Seki no to
- Debut: 1784/11, Kiri-za
- Authors: Takarada Jurai (lyrics), Tobaya Richô I (music), Nishikawa Senzô II (choreography)
- Genre: Tokiwazu
- Other Names: 積恋雪関扉 (Tsumoru Koi Yuki no Seki no To)
- Japanese: 関の戸 (seki no to)
Seki no to (lit. "Gate at the Barrier"), also known by its fuller name, Tsumoru Koi Yuki no Seki no To, is a kabuki dance-drama (shosagoto) featuring 9th century poets Henjô and his political rival Ôtomo no Kuronushi. It was originally the second half of a play entitled Jûnihitoe Komachi Zakura, which fell out of the repertoire for nearly 200 years, only being revived in 1987, with a new script. Today, only the conclusion of Seki no to, one of the most famous pieces of the tokiwazu genre, remains in the active repertoire.

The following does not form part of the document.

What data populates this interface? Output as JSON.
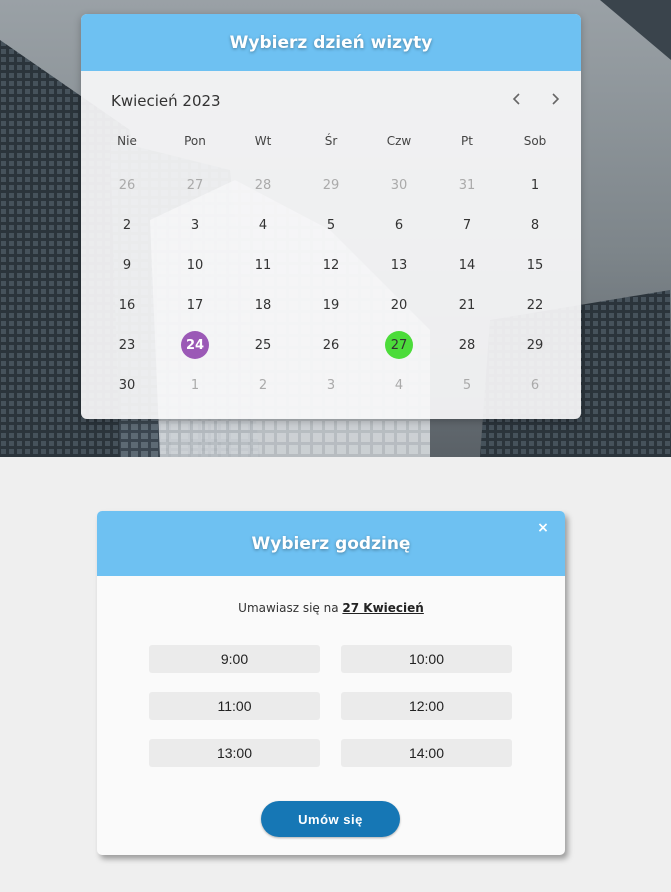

As is quite typical of the tokiwazu genre, the play emphasizes the rough masculine (yabo) character of Sekibei, who gets drunk and belches, and the "coquettish but devious" personality of the tree spirit.
The section still performed today is about fifty minutes long, and features a combination of dramatic dialogue and dance. Kuronushi and the tree spirit play at their roles of courtesan & border guard client, while attempting to outwit one another, before turning to more direct conflict.

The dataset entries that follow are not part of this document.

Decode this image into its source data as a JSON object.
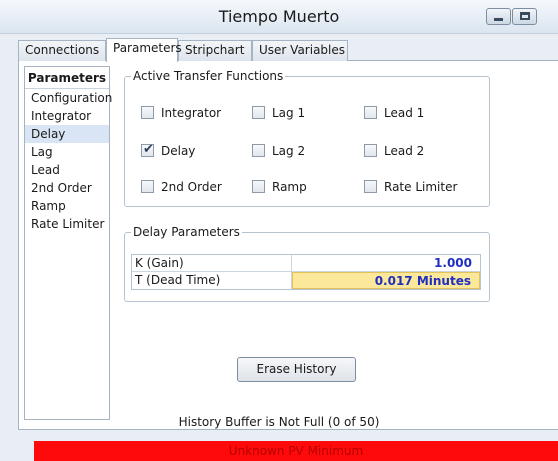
{
  "window": {
    "title": "Tiempo Muerto"
  },
  "tabs": [
    "Connections",
    "Parameters",
    "Stripchart",
    "User Variables"
  ],
  "active_tab": "Parameters",
  "sidebar": {
    "header": "Parameters",
    "items": [
      "Configuration",
      "Integrator",
      "Delay",
      "Lag",
      "Lead",
      "2nd Order",
      "Ramp",
      "Rate Limiter"
    ],
    "selected": "Delay"
  },
  "transfer_functions": {
    "title": "Active Transfer Functions",
    "items": [
      {
        "label": "Integrator",
        "checked": false
      },
      {
        "label": "Lag 1",
        "checked": false
      },
      {
        "label": "Lead 1",
        "checked": false
      },
      {
        "label": "Delay",
        "checked": true
      },
      {
        "label": "Lag 2",
        "checked": false
      },
      {
        "label": "Lead 2",
        "checked": false
      },
      {
        "label": "2nd Order",
        "checked": false
      },
      {
        "label": "Ramp",
        "checked": false
      },
      {
        "label": "Rate Limiter",
        "checked": false
      }
    ]
  },
  "delay_parameters": {
    "title": "Delay Parameters",
    "rows": [
      {
        "name": "K (Gain)",
        "value": "1.000"
      },
      {
        "name": "T (Dead Time)",
        "value": "0.017 Minutes"
      }
    ]
  },
  "erase_button": "Erase History",
  "history_status": "History Buffer is Not Full (0 of 50)",
  "alarm": "Unknown PV Minimum",
  "colors": {
    "alarm_bg": "#ff0a0a",
    "value_text": "#1f2fbf",
    "highlight": "#fce89b",
    "selection": "#d9e5f5"
  }
}
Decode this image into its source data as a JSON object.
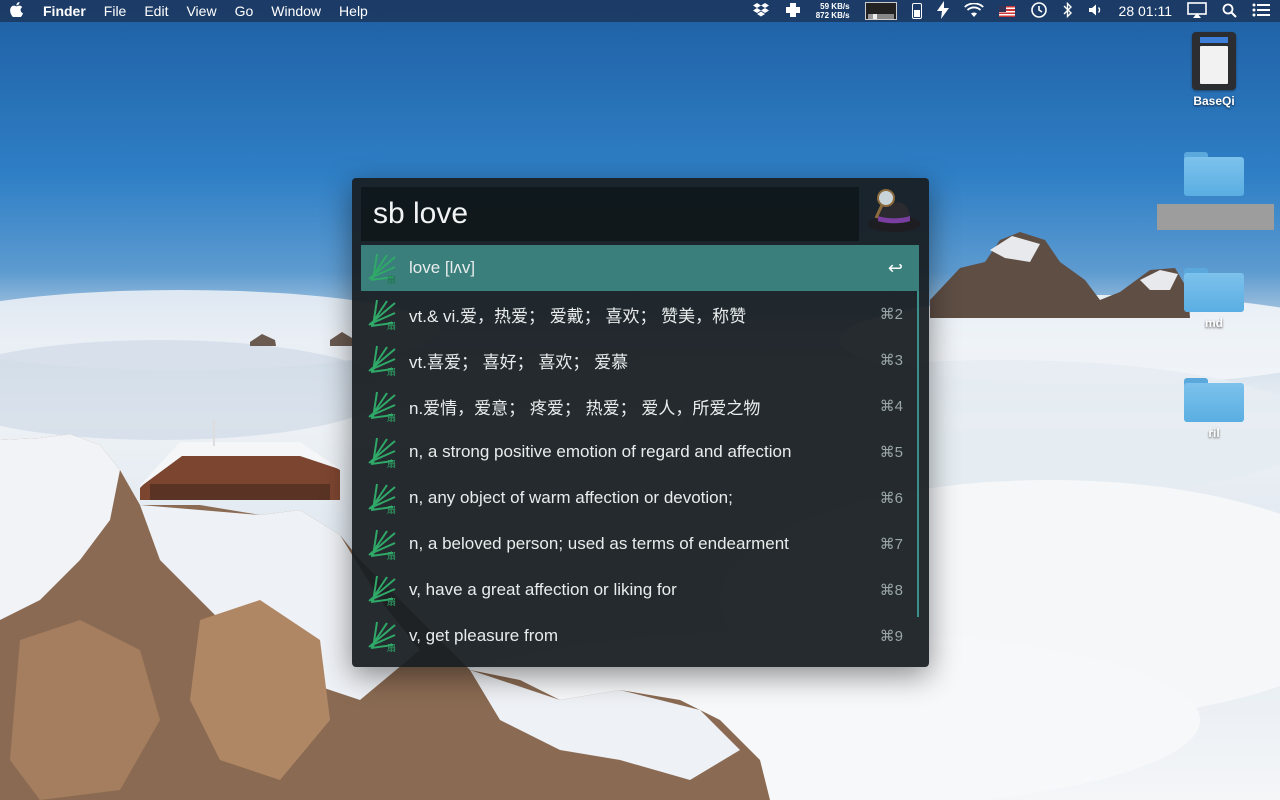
{
  "menubar": {
    "apple_icon": "apple-logo-icon",
    "app_name": "Finder",
    "menus": [
      "File",
      "Edit",
      "View",
      "Go",
      "Window",
      "Help"
    ],
    "net_up": "59 KB/s",
    "net_down": "872 KB/s",
    "clock": "28 01:11",
    "status_icons": [
      "dropbox-icon",
      "plus-cross-icon",
      "activity-graph-icon",
      "battery-icon",
      "bolt-icon",
      "wifi-icon",
      "us-flag-icon",
      "time-machine-icon",
      "bluetooth-icon",
      "volume-icon",
      "airplay-icon",
      "spotlight-search-icon",
      "notification-list-icon"
    ]
  },
  "desktop": {
    "icons": [
      {
        "label": "BaseQi",
        "type": "sd-card"
      },
      {
        "label": "",
        "type": "folder"
      },
      {
        "label": "md",
        "type": "folder"
      },
      {
        "label": "ril",
        "type": "folder"
      }
    ]
  },
  "alfred": {
    "query": "sb love",
    "results": [
      {
        "title": "love [lʌv]",
        "shortcut": "↩",
        "selected": true
      },
      {
        "title": " vt.& vi.爱，热爱； 爱戴； 喜欢； 赞美，称赞",
        "shortcut": "⌘2"
      },
      {
        "title": "vt.喜爱； 喜好； 喜欢； 爱慕",
        "shortcut": "⌘3"
      },
      {
        "title": "n.爱情，爱意； 疼爱； 热爱； 爱人，所爱之物",
        "shortcut": "⌘4"
      },
      {
        "title": "n, a strong positive emotion of regard and affection",
        "shortcut": "⌘5"
      },
      {
        "title": "n, any object of warm affection or devotion;",
        "shortcut": "⌘6"
      },
      {
        "title": "n, a beloved person; used as terms of endearment",
        "shortcut": "⌘7"
      },
      {
        "title": "v, have a great affection or liking for",
        "shortcut": "⌘8"
      },
      {
        "title": "v, get pleasure from",
        "shortcut": "⌘9"
      }
    ],
    "result_icon_char": "扇"
  },
  "colors": {
    "selected_row": "#3a7f7c",
    "window_bg": "#181e22",
    "leaf_green": "#2fa868"
  }
}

The play takes place in the 9th century, at a mountain retreat near the Ôsakayama barrier checkpoint that Henjô has come to visit. Meanwhile, Ôtomo no Kuronushi has disguised himself as Sekibei, the checkpoint guard. The spirit of a black cherry tree manifests in the guise of a courtesan and seeks to exact revenge against Sekibei for some slight, in a scene reminiscent of an Edo period scene of a courtesan and her client.
The fuller play from which Seki no to derives, Jûnihitoe Komachi zakura, premiered at the Kiri-za in Edo in 1784. The plot draws upon the historical Jôwa Incident of 842, in which a group of courtiers failed in a scheme to overthrow the emperor; but the play inserts several of the Rokkasen ("Six Poetry Immortals") into the story: the bishop Henjô, Ôtomo no Kuronushi, and Ono no Komachi. Two romantic pairings, between Henjô and Komachi, and between Henjô's brother Yoshimine no Yasusada and the courtesan Sumizome, feature in the play, with Ôtomo as the villain. Like other kaomise plays of its time, Jûnihitoe was pulled together from elements of a number of other plays, and was intended to only be performed for one run, not to be entered into the repertoire to be performed again. It was co-written by Segawa Jokô and a group of others, including Takarada Jurai (lyrics), Tobaya Richô I (music), and Nishikawa Senzô II (choreography).
- Timothy Clark, "Edo Kabuki in the 1780s," The Actor's Image, Art Institute of Chicago (1994), 36.
- Alison McQueen Tokita. "Music in kabuki: more than meets the eye." The Ashgate Research Companion to Japanese Music. Surrey: Ashgate Publishing, 2008. pp254-255.
- "Seki no To." Kabuki21.com.
- Tokita. p254.